» What to produce
Return each record shown below exactly, with none omitted.

» Input for this task

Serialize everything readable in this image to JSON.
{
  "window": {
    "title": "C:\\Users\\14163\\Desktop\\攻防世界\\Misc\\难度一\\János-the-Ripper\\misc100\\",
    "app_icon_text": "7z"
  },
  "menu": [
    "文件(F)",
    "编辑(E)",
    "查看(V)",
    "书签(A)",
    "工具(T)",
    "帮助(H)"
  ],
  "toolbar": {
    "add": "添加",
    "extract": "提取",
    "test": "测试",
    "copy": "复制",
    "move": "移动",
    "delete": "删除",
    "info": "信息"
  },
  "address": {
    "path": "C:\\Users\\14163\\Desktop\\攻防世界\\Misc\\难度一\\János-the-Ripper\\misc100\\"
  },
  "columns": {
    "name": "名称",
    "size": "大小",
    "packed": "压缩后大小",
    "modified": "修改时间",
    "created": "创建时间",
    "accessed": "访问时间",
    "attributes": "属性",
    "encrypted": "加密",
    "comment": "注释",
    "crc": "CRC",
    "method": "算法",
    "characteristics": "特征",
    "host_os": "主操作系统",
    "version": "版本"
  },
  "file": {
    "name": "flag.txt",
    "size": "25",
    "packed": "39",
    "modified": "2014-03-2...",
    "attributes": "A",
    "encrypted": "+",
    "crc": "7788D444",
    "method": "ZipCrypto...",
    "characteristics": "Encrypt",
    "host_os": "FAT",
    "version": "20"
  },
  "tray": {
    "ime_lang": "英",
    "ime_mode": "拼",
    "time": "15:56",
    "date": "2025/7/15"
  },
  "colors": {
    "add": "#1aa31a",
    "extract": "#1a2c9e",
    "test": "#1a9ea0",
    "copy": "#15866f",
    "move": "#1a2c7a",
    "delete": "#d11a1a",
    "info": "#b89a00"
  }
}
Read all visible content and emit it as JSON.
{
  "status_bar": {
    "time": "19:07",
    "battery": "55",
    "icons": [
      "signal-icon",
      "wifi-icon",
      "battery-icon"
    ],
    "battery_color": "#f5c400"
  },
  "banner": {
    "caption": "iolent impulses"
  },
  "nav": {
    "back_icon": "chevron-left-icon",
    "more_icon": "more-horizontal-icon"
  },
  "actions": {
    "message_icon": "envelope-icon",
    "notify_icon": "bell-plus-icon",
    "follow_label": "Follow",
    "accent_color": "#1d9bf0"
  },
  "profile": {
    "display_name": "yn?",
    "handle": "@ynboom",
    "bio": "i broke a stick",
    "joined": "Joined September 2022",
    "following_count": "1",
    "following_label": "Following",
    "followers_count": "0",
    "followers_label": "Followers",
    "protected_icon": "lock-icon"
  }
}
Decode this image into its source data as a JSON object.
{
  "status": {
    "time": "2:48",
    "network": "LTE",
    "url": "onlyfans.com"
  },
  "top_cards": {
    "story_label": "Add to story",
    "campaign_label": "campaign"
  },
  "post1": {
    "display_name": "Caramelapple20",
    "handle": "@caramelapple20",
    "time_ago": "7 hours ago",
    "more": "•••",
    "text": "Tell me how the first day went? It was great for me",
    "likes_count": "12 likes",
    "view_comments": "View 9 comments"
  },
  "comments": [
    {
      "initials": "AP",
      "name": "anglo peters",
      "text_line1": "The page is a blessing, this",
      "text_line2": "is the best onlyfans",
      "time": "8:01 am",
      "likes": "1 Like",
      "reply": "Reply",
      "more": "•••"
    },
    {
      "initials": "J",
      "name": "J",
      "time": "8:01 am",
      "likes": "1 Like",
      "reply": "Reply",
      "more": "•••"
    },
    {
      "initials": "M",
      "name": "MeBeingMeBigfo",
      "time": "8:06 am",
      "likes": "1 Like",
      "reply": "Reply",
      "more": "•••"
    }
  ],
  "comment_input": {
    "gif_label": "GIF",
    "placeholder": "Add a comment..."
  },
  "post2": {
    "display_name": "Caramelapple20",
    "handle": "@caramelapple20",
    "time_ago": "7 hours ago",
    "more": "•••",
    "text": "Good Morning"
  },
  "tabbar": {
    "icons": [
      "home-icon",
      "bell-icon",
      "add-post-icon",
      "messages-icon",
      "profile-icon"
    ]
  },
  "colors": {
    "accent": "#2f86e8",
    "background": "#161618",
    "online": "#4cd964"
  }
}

» Response
Serialize everything readable in this image to JSON.
{
  "window": {
    "title": "C:\\Users\\14163\\Desktop\\攻防世界\\Misc\\难度一\\János-the-Ripper\\misc100\\",
    "app_icon_text": "7z"
  },
  "menu": [
    "文件(F)",
    "编辑(E)",
    "查看(V)",
    "书签(A)",
    "工具(T)",
    "帮助(H)"
  ],
  "toolbar": {
    "add": "添加",
    "extract": "提取",
    "test": "测试",
    "copy": "复制",
    "move": "移动",
    "delete": "删除",
    "info": "信息"
  },
  "address": {
    "path": "C:\\Users\\14163\\Desktop\\攻防世界\\Misc\\难度一\\János-the-Ripper\\misc100\\"
  },
  "columns": {
    "name": "名称",
    "size": "大小",
    "packed": "压缩后大小",
    "modified": "修改时间",
    "created": "创建时间",
    "accessed": "访问时间",
    "attributes": "属性",
    "encrypted": "加密",
    "comment": "注释",
    "crc": "CRC",
    "method": "算法",
    "characteristics": "特征",
    "host_os": "主操作系统",
    "version": "版本"
  },
  "file": {
    "name": "flag.txt",
    "size": "25",
    "packed": "39",
    "modified": "2014-03-2...",
    "attributes": "A",
    "encrypted": "+",
    "crc": "7788D444",
    "method": "ZipCrypto...",
    "characteristics": "Encrypt",
    "host_os": "FAT",
    "version": "20"
  },
  "tray": {
    "ime_lang": "英",
    "ime_mode": "拼",
    "time": "15:56",
    "date": "2025/7/15"
  },
  "colors": {
    "add": "#1aa31a",
    "extract": "#1a2c9e",
    "test": "#1a9ea0",
    "copy": "#15866f",
    "move": "#1a2c7a",
    "delete": "#d11a1a",
    "info": "#b89a00"
  }
}
Read all visible content and emit it as JSON.
{
  "status_bar": {
    "time": "19:07",
    "battery": "55",
    "icons": [
      "signal-icon",
      "wifi-icon",
      "battery-icon"
    ],
    "battery_color": "#f5c400"
  },
  "banner": {
    "caption": "iolent impulses"
  },
  "nav": {
    "back_icon": "chevron-left-icon",
    "more_icon": "more-horizontal-icon"
  },
  "actions": {
    "message_icon": "envelope-icon",
    "notify_icon": "bell-plus-icon",
    "follow_label": "Follow",
    "accent_color": "#1d9bf0"
  },
  "profile": {
    "display_name": "yn?",
    "handle": "@ynboom",
    "bio": "i broke a stick",
    "joined": "Joined September 2022",
    "following_count": "1",
    "following_label": "Following",
    "followers_count": "0",
    "followers_label": "Followers",
    "protected_icon": "lock-icon"
  }
}
Decode this image into its source data as a JSON object.
{
  "status": {
    "time": "2:48",
    "network": "LTE",
    "url": "onlyfans.com"
  },
  "top_cards": {
    "story_label": "Add to story",
    "campaign_label": "campaign"
  },
  "post1": {
    "display_name": "Caramelapple20",
    "handle": "@caramelapple20",
    "time_ago": "7 hours ago",
    "more": "•••",
    "text": "Tell me how the first day went? It was great for me",
    "likes_count": "12 likes",
    "view_comments": "View 9 comments"
  },
  "comments": [
    {
      "initials": "AP",
      "name": "anglo peters",
      "text_line1": "The page is a blessing, this",
      "text_line2": "is the best onlyfans",
      "time": "8:01 am",
      "likes": "1 Like",
      "reply": "Reply",
      "more": "•••"
    },
    {
      "initials": "J",
      "name": "J",
      "time": "8:01 am",
      "likes": "1 Like",
      "reply": "Reply",
      "more": "•••"
    },
    {
      "initials": "M",
      "name": "MeBeingMeBigfo",
      "time": "8:06 am",
      "likes": "1 Like",
      "reply": "Reply",
      "more": "•••"
    }
  ],
  "comment_input": {
    "gif_label": "GIF",
    "placeholder": "Add a comment..."
  },
  "post2": {
    "display_name": "Caramelapple20",
    "handle": "@caramelapple20",
    "time_ago": "7 hours ago",
    "more": "•••",
    "text": "Good Morning"
  },
  "tabbar": {
    "icons": [
      "home-icon",
      "bell-icon",
      "add-post-icon",
      "messages-icon",
      "profile-icon"
    ]
  },
  "colors": {
    "accent": "#2f86e8",
    "background": "#161618",
    "online": "#4cd964"
  }
}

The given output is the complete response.